Long-time activist investor Carl Icahn made headlines in early March by stating that in his long career of challenging companies’ managements and boards of directors, he has never seen worse corporate governance than that of eBay (EBAY). The strong words came in the midst of his ongoing efforts to convince the company’s management to spin off its market-leading online payment platform, PayPal, from its namesake internet auction business. Elon Musk, PayPal’s co-founder who is currently best known for his successful leadership of Tesla (TSLA), has chimed in with his agreement, pointing out that with many competitors emerging in the field, it is hard to see how the battle to maintain PayPal’s primacy in online payments is helped by it remaining a subsidiary of an online auctioneer.

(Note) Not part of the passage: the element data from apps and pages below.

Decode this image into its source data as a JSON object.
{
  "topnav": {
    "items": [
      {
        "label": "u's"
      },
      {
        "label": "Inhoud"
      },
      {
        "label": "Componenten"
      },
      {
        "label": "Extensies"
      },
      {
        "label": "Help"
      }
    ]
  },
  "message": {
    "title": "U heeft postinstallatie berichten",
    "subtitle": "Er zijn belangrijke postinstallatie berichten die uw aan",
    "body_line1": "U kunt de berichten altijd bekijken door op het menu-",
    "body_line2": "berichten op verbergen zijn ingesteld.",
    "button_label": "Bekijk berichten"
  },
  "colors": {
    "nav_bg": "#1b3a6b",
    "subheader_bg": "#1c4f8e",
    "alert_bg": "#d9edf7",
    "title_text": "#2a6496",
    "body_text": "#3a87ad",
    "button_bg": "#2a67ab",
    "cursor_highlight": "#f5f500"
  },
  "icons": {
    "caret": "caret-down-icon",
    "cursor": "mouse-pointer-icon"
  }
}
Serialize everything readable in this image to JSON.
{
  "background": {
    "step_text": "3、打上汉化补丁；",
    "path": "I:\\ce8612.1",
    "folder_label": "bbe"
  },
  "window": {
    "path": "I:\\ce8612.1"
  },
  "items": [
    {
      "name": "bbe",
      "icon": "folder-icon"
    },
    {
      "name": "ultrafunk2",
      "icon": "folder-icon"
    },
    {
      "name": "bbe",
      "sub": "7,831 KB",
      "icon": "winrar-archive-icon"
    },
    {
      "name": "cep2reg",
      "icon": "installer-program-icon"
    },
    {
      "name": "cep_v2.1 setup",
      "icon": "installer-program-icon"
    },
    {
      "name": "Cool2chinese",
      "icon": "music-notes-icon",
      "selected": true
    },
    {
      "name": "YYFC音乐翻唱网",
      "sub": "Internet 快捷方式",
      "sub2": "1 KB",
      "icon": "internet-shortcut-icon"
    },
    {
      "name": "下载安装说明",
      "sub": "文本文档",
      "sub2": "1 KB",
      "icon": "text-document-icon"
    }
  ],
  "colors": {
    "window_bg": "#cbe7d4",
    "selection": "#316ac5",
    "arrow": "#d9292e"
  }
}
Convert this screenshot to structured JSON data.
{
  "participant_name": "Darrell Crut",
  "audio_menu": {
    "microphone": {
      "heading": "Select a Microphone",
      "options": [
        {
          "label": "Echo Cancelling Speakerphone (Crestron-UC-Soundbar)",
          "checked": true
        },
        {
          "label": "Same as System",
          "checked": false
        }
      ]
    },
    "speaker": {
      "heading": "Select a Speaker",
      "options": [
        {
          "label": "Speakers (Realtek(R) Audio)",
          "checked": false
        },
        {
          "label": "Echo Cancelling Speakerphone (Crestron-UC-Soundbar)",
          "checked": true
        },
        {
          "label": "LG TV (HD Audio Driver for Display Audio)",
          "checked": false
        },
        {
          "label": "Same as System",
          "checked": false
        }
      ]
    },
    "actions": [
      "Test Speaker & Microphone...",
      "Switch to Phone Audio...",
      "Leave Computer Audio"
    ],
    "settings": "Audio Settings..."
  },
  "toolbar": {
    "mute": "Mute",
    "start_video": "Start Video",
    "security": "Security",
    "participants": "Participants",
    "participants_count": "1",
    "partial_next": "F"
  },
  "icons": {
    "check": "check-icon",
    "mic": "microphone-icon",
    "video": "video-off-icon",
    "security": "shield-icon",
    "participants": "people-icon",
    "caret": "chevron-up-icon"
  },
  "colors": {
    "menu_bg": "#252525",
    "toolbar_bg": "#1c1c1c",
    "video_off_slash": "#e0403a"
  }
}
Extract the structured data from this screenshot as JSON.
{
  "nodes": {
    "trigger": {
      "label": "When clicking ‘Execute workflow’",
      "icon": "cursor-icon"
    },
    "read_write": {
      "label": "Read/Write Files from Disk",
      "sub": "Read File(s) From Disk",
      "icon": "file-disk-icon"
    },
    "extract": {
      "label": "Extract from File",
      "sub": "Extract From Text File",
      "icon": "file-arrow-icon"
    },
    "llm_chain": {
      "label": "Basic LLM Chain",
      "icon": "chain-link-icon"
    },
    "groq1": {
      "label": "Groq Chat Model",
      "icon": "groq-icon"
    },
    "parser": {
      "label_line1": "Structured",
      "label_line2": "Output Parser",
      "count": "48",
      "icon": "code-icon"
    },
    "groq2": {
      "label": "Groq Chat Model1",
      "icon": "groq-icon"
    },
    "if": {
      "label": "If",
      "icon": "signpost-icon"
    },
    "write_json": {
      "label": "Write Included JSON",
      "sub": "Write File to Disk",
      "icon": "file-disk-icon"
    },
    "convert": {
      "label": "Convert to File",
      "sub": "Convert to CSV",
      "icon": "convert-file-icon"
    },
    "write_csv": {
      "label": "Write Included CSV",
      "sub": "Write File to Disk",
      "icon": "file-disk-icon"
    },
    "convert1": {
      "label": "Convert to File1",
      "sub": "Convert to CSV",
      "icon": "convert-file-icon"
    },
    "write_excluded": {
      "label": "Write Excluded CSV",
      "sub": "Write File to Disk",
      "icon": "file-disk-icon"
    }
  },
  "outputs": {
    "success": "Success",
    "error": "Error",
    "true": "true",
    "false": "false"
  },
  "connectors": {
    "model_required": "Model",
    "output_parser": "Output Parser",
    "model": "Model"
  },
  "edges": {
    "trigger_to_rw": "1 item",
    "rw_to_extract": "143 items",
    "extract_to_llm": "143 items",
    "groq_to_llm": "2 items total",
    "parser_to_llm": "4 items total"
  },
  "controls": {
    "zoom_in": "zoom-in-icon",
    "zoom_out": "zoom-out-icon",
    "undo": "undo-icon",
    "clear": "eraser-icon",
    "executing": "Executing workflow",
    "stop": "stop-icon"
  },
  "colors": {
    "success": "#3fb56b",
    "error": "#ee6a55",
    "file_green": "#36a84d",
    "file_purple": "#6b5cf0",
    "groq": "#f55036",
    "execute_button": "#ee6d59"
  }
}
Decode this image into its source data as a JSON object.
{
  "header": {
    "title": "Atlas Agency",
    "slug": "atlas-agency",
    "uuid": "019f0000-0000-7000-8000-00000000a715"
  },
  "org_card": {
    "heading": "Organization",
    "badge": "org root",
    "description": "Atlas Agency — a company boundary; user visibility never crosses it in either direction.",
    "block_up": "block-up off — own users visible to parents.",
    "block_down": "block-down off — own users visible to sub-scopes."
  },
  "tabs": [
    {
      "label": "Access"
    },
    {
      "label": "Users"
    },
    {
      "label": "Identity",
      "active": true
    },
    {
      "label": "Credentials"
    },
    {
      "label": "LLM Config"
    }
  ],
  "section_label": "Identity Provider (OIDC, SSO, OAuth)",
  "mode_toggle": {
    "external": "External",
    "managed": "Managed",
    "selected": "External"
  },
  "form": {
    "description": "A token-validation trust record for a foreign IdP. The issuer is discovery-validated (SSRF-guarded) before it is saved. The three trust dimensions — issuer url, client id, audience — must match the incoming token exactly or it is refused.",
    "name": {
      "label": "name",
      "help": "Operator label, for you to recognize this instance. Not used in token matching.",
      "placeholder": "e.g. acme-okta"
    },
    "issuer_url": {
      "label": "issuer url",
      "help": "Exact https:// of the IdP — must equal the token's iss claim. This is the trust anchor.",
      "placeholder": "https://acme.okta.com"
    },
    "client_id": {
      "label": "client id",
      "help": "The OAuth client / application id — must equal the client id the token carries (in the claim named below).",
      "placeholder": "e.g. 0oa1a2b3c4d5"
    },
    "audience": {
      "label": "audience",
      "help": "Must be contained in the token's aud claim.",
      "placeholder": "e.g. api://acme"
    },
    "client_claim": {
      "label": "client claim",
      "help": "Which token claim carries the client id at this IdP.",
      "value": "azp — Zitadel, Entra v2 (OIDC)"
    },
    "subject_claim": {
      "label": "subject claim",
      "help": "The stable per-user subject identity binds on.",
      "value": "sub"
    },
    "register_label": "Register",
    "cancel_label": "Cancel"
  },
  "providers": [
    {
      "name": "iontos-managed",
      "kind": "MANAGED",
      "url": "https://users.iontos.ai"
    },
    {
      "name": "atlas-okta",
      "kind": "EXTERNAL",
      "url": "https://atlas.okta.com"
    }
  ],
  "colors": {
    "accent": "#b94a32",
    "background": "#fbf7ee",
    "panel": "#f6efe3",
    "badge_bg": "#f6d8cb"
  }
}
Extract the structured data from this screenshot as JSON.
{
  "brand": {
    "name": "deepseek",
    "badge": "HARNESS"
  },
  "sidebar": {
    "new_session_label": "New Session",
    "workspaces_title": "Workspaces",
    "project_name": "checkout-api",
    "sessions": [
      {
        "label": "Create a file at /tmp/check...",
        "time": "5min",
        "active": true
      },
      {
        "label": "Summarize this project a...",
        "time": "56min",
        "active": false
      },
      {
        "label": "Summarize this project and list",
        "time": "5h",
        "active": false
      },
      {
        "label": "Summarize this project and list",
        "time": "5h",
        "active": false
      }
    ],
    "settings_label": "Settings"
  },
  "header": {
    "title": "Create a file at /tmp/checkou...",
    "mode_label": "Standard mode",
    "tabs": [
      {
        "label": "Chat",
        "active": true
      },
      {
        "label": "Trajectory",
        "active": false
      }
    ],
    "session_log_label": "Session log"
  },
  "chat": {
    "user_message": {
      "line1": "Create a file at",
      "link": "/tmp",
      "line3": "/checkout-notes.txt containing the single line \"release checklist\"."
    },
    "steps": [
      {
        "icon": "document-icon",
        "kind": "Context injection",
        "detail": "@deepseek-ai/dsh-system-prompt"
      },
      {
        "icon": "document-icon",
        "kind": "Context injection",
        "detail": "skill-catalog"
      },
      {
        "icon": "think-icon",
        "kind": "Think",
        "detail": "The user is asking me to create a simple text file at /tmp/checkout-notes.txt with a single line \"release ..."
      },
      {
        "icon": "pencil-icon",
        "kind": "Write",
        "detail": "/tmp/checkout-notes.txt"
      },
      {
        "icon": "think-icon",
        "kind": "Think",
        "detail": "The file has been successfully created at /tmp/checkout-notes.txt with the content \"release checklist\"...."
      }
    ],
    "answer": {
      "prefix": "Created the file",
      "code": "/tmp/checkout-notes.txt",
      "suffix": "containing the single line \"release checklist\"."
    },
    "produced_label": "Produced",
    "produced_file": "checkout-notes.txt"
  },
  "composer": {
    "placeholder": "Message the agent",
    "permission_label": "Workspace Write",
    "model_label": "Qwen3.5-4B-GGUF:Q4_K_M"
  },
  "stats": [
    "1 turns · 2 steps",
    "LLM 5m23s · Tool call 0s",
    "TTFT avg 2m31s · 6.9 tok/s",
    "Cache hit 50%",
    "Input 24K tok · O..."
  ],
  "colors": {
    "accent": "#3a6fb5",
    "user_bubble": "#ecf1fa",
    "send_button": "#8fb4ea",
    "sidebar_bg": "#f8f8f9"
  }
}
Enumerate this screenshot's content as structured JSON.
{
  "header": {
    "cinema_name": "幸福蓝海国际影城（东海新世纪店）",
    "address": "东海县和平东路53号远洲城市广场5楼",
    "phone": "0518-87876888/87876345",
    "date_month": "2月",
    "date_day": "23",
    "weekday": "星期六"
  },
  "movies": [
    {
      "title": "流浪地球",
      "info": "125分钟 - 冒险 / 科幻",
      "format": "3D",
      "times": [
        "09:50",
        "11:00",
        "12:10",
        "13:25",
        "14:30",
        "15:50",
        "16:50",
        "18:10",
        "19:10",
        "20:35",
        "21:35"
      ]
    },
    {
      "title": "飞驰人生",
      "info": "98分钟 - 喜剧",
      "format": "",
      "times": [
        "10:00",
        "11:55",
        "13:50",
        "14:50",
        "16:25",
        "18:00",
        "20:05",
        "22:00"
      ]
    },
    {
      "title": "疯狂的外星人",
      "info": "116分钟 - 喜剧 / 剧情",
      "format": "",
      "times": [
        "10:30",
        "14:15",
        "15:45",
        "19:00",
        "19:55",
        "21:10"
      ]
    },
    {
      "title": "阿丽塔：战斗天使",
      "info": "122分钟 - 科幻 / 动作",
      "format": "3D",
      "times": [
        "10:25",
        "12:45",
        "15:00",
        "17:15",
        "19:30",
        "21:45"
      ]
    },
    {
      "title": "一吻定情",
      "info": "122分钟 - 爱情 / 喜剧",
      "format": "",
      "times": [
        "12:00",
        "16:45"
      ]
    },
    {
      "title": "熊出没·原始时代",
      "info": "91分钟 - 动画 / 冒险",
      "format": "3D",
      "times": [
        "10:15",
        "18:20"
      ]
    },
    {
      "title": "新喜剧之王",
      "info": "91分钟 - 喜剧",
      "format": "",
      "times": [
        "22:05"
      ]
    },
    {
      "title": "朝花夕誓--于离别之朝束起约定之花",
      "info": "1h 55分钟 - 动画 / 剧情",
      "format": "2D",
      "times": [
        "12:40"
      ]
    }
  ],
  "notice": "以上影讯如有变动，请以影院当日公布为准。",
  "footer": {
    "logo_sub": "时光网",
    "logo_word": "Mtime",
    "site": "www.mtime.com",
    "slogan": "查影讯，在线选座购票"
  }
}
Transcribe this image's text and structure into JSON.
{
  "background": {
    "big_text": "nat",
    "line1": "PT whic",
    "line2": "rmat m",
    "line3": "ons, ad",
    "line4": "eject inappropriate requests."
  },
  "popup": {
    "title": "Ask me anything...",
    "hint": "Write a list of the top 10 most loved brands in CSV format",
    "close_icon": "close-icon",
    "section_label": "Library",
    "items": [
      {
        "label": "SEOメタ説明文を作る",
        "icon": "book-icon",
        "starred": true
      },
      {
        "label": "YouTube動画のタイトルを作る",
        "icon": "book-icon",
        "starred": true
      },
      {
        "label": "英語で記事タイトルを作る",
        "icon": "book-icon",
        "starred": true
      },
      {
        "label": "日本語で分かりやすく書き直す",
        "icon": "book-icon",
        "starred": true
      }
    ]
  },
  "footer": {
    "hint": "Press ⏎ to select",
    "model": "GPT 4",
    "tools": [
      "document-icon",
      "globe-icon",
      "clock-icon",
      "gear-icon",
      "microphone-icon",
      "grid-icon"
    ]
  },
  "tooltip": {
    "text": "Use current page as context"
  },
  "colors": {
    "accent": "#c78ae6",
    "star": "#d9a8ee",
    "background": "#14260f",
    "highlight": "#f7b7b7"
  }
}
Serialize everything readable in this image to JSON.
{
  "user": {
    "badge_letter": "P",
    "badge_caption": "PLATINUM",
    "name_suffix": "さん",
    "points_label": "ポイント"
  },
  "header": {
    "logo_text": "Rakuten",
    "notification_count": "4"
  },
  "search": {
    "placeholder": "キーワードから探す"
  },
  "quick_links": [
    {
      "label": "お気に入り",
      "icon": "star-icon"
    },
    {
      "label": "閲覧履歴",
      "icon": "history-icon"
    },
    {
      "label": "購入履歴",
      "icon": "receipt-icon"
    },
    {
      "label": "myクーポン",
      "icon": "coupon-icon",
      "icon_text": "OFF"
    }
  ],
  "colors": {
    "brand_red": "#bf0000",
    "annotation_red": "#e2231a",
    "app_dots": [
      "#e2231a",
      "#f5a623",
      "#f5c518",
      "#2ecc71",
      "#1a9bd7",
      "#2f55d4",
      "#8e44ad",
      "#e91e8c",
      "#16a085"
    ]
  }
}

PayPal was acquired by eBay in 2002, in what was an apparently wise move in retrospect, as PayPal now has 143 million active registered accounts, providing merchants with a large base of potential customers. It is available in about 193 countries and 26 currencies, and thus reduces some of the risk and complexity involved in international trade. It also gives U.S. merchants the ability to offer consumer credit to American consumers through its “Bill Me Later” service. Part of the platform’s edge has been that it enables consumers to pay merchants without sharing sensitive financial information, such as credit card and debit card numbers, while still being able to minimize fraud and manage risk for both buyers and sellers.
While eBay’s Marketplaces segment still beats its Payments segment in revenues and operating income, many believe that due to its competitive strength and the vast possibilities that are likely to arise from being a leader in online payments, PayPal is destined to become the crown jewel of the company over the long term. As Mr. Icahn is eager to point out, the company has a questionable record of monetizing its strongest assets to maximize shareholder benefit. In particular, he points to the example of Skype, a leading voice-over-IP company of which eBay sold a 70% stake in 2009 to a group of investors, which then in turn sold its stake for over three times as much to Microsoft (MSFT - Free Microsoft Stock Report) less than two years later. Icahn believes that appreciation should have been foreseeable to management and thus should have ended up in shareholders’ pockets.
eBay responded forcefully in a letter titled “The Truth About Skype”, in which it laid out the timeline of events leading to its sale of Skype, including CEO Jack Donahoe’s admission in 2007 that the 2005 acquisition hadn’t performed as expected. It also highlighted the exhaustive process of exploring possibilities for an IPO or sale of Skype, in which it contacted numerous financial and strategic buyers. The letter pointed out that many business journalists at the time had expressed surprise at how high the sale price was, particularly as the divestiture came in the midst of a deep recession. The company also retained a 30% stake in Skype, and thus realized a net gain of $1.4 billion on the sale to Microsoft. Furthermore, Skype had gone through a dramatic overhaul after the sale, which was at least partly responsible for the increase in value.
With management and the board of directors standing their ground, and the war of words possibly getting too hot even for the outspoken Mr. Icahn, the billionaire activist is now aiming for the company to conduct an initial public offering of 20% of PayPal, rather than a full spinoff. In this more-modest proposal, he seemed to concede that management had a point in defending the synergies between eBay and PayPal, which could be preserved in the sale of a minority stake. However, Mr. Icahn still believes that a partial spinoff could help to prove his point, as it would demonstrate the market value of PayPal and provide capital for the company’s other needs.
The company quickly shot down the toned-down suggestion, saying that such a move would not make PayPal more competitive and would create a distraction for the company.
While the board seems to have the upper hand at the moment, Mr. Icahn has likely tapped into an important point for eBay shareholders, namely that PayPal may ultimately prove to be worth more than the company as a whole is currently selling for on the market based on its recent trading range. Sooner or later, the company may again face pressure from shareholders to realize that value.
With a strong balance sheet, steady profit margins, and multiple growing segments, the company’s shares offer investors both safety and solid appreciation potential going forward, whether Mr. Icahn gets his way or not. In the meantime, buyers should be prepared for some very interesting shareholder meetings.
At the time of this article’s writing, the author did not have positions in any of the companies mentioned.